Dataset excerpts:
━━━━━━━━

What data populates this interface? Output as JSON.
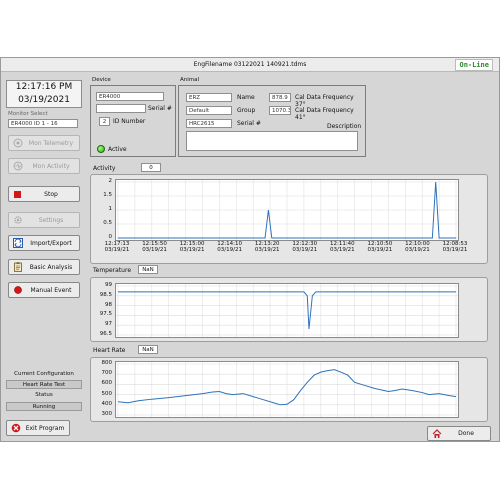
{
  "window": {
    "title": "EngFilename 03122021 140921.tdms",
    "status": "On-Line"
  },
  "clock": {
    "time": "12:17:16 PM",
    "date": "03/19/2021"
  },
  "monitor": {
    "label": "Monitor Select",
    "value": "ER4000 ID 1 - 16"
  },
  "buttons": {
    "mon_telemetry": "Mon Telemetry",
    "mon_activity": "Mon Activity",
    "stop": "Stop",
    "settings": "Settings",
    "import_export": "Import/Export",
    "basic_analysis": "Basic Analysis",
    "manual_event": "Manual Event",
    "exit": "Exit Program",
    "done": "Done"
  },
  "config": {
    "label": "Current Configuration",
    "test": "Heart Rate Test",
    "status_label": "Status",
    "status_value": "Running"
  },
  "device": {
    "title": "Device",
    "type": "ER4000",
    "serial_label": "Serial #",
    "serial": "",
    "id": "2",
    "id_label": "ID Number",
    "active_label": "Active"
  },
  "animal": {
    "title": "Animal",
    "code": "ERZ",
    "name_label": "Name",
    "name": "878.9",
    "freq37_label": "Cal Data Frequency 37°",
    "group_value": "Default",
    "group_label": "Group",
    "group": "1070.3",
    "freq41_label": "Cal Data Frequency 41°",
    "serial": "HRC2615",
    "serial_label": "Serial #",
    "desc_label": "Description",
    "description": ""
  },
  "activity": {
    "label": "Activity",
    "value": "0"
  },
  "temperature": {
    "label": "Temperature",
    "value": "NaN"
  },
  "heart_rate": {
    "label": "Heart Rate",
    "value": "NaN"
  },
  "chart_data": [
    {
      "type": "line",
      "title": "Activity",
      "ylim": [
        0,
        2
      ],
      "yticks": [
        "2",
        "1.5",
        "1",
        "0.5",
        "0"
      ],
      "xticks": [
        {
          "time": "12:17:13",
          "date": "03/19/21"
        },
        {
          "time": "12:15:50",
          "date": "03/19/21"
        },
        {
          "time": "12:15:00",
          "date": "03/19/21"
        },
        {
          "time": "12:14:10",
          "date": "03/19/21"
        },
        {
          "time": "12:13:20",
          "date": "03/19/21"
        },
        {
          "time": "12:12:30",
          "date": "03/19/21"
        },
        {
          "time": "12:11:40",
          "date": "03/19/21"
        },
        {
          "time": "12:10:50",
          "date": "03/19/21"
        },
        {
          "time": "12:10:00",
          "date": "03/19/21"
        },
        {
          "time": "12:08:53",
          "date": "03/19/21"
        }
      ],
      "x": [
        0,
        0.435,
        0.445,
        0.455,
        0.93,
        0.94,
        0.95,
        1
      ],
      "y": [
        0,
        0,
        1,
        0,
        0,
        2,
        0,
        0
      ]
    },
    {
      "type": "line",
      "title": "Temperature",
      "ylim": [
        96.5,
        99
      ],
      "yticks": [
        "99",
        "98.5",
        "98",
        "97.5",
        "97",
        "96.5"
      ],
      "x": [
        0,
        0.55,
        0.56,
        0.565,
        0.575,
        0.585,
        1
      ],
      "y": [
        98.7,
        98.7,
        98.5,
        96.8,
        98.5,
        98.7,
        98.7
      ]
    },
    {
      "type": "line",
      "title": "Heart Rate",
      "ylim": [
        300,
        800
      ],
      "yticks": [
        "800",
        "700",
        "600",
        "500",
        "400",
        "300"
      ],
      "x": [
        0,
        0.03,
        0.06,
        0.1,
        0.15,
        0.2,
        0.25,
        0.28,
        0.3,
        0.32,
        0.34,
        0.37,
        0.4,
        0.43,
        0.46,
        0.48,
        0.5,
        0.52,
        0.54,
        0.56,
        0.58,
        0.6,
        0.62,
        0.64,
        0.66,
        0.68,
        0.7,
        0.73,
        0.76,
        0.78,
        0.8,
        0.82,
        0.84,
        0.87,
        0.9,
        0.92,
        0.95,
        0.98,
        1
      ],
      "y": [
        430,
        420,
        440,
        455,
        470,
        490,
        510,
        525,
        530,
        510,
        500,
        510,
        480,
        450,
        420,
        400,
        405,
        450,
        540,
        620,
        690,
        720,
        735,
        745,
        720,
        690,
        620,
        590,
        560,
        545,
        530,
        540,
        555,
        540,
        520,
        500,
        510,
        490,
        480
      ]
    }
  ]
}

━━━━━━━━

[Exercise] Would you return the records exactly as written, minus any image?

[Task result]
What data populates this interface? Output as JSON.
{
  "window": {
    "title": "EngFilename 03122021 140921.tdms",
    "status": "On-Line"
  },
  "clock": {
    "time": "12:17:16 PM",
    "date": "03/19/2021"
  },
  "monitor": {
    "label": "Monitor Select",
    "value": "ER4000 ID 1 - 16"
  },
  "buttons": {
    "mon_telemetry": "Mon Telemetry",
    "mon_activity": "Mon Activity",
    "stop": "Stop",
    "settings": "Settings",
    "import_export": "Import/Export",
    "basic_analysis": "Basic Analysis",
    "manual_event": "Manual Event",
    "exit": "Exit Program",
    "done": "Done"
  },
  "config": {
    "label": "Current Configuration",
    "test": "Heart Rate Test",
    "status_label": "Status",
    "status_value": "Running"
  },
  "device": {
    "title": "Device",
    "type": "ER4000",
    "serial_label": "Serial #",
    "serial": "",
    "id": "2",
    "id_label": "ID Number",
    "active_label": "Active"
  },
  "animal": {
    "title": "Animal",
    "code": "ERZ",
    "name_label": "Name",
    "name": "878.9",
    "freq37_label": "Cal Data Frequency 37°",
    "group_value": "Default",
    "group_label": "Group",
    "group": "1070.3",
    "freq41_label": "Cal Data Frequency 41°",
    "serial": "HRC2615",
    "serial_label": "Serial #",
    "desc_label": "Description",
    "description": ""
  },
  "activity": {
    "label": "Activity",
    "value": "0"
  },
  "temperature": {
    "label": "Temperature",
    "value": "NaN"
  },
  "heart_rate": {
    "label": "Heart Rate",
    "value": "NaN"
  },
  "chart_data": [
    {
      "type": "line",
      "title": "Activity",
      "ylim": [
        0,
        2
      ],
      "yticks": [
        "2",
        "1.5",
        "1",
        "0.5",
        "0"
      ],
      "xticks": [
        {
          "time": "12:17:13",
          "date": "03/19/21"
        },
        {
          "time": "12:15:50",
          "date": "03/19/21"
        },
        {
          "time": "12:15:00",
          "date": "03/19/21"
        },
        {
          "time": "12:14:10",
          "date": "03/19/21"
        },
        {
          "time": "12:13:20",
          "date": "03/19/21"
        },
        {
          "time": "12:12:30",
          "date": "03/19/21"
        },
        {
          "time": "12:11:40",
          "date": "03/19/21"
        },
        {
          "time": "12:10:50",
          "date": "03/19/21"
        },
        {
          "time": "12:10:00",
          "date": "03/19/21"
        },
        {
          "time": "12:08:53",
          "date": "03/19/21"
        }
      ],
      "x": [
        0,
        0.435,
        0.445,
        0.455,
        0.93,
        0.94,
        0.95,
        1
      ],
      "y": [
        0,
        0,
        1,
        0,
        0,
        2,
        0,
        0
      ]
    },
    {
      "type": "line",
      "title": "Temperature",
      "ylim": [
        96.5,
        99
      ],
      "yticks": [
        "99",
        "98.5",
        "98",
        "97.5",
        "97",
        "96.5"
      ],
      "x": [
        0,
        0.55,
        0.56,
        0.565,
        0.575,
        0.585,
        1
      ],
      "y": [
        98.7,
        98.7,
        98.5,
        96.8,
        98.5,
        98.7,
        98.7
      ]
    },
    {
      "type": "line",
      "title": "Heart Rate",
      "ylim": [
        300,
        800
      ],
      "yticks": [
        "800",
        "700",
        "600",
        "500",
        "400",
        "300"
      ],
      "x": [
        0,
        0.03,
        0.06,
        0.1,
        0.15,
        0.2,
        0.25,
        0.28,
        0.3,
        0.32,
        0.34,
        0.37,
        0.4,
        0.43,
        0.46,
        0.48,
        0.5,
        0.52,
        0.54,
        0.56,
        0.58,
        0.6,
        0.62,
        0.64,
        0.66,
        0.68,
        0.7,
        0.73,
        0.76,
        0.78,
        0.8,
        0.82,
        0.84,
        0.87,
        0.9,
        0.92,
        0.95,
        0.98,
        1
      ],
      "y": [
        430,
        420,
        440,
        455,
        470,
        490,
        510,
        525,
        530,
        510,
        500,
        510,
        480,
        450,
        420,
        400,
        405,
        450,
        540,
        620,
        690,
        720,
        735,
        745,
        720,
        690,
        620,
        590,
        560,
        545,
        530,
        540,
        555,
        540,
        520,
        500,
        510,
        490,
        480
      ]
    }
  ]
}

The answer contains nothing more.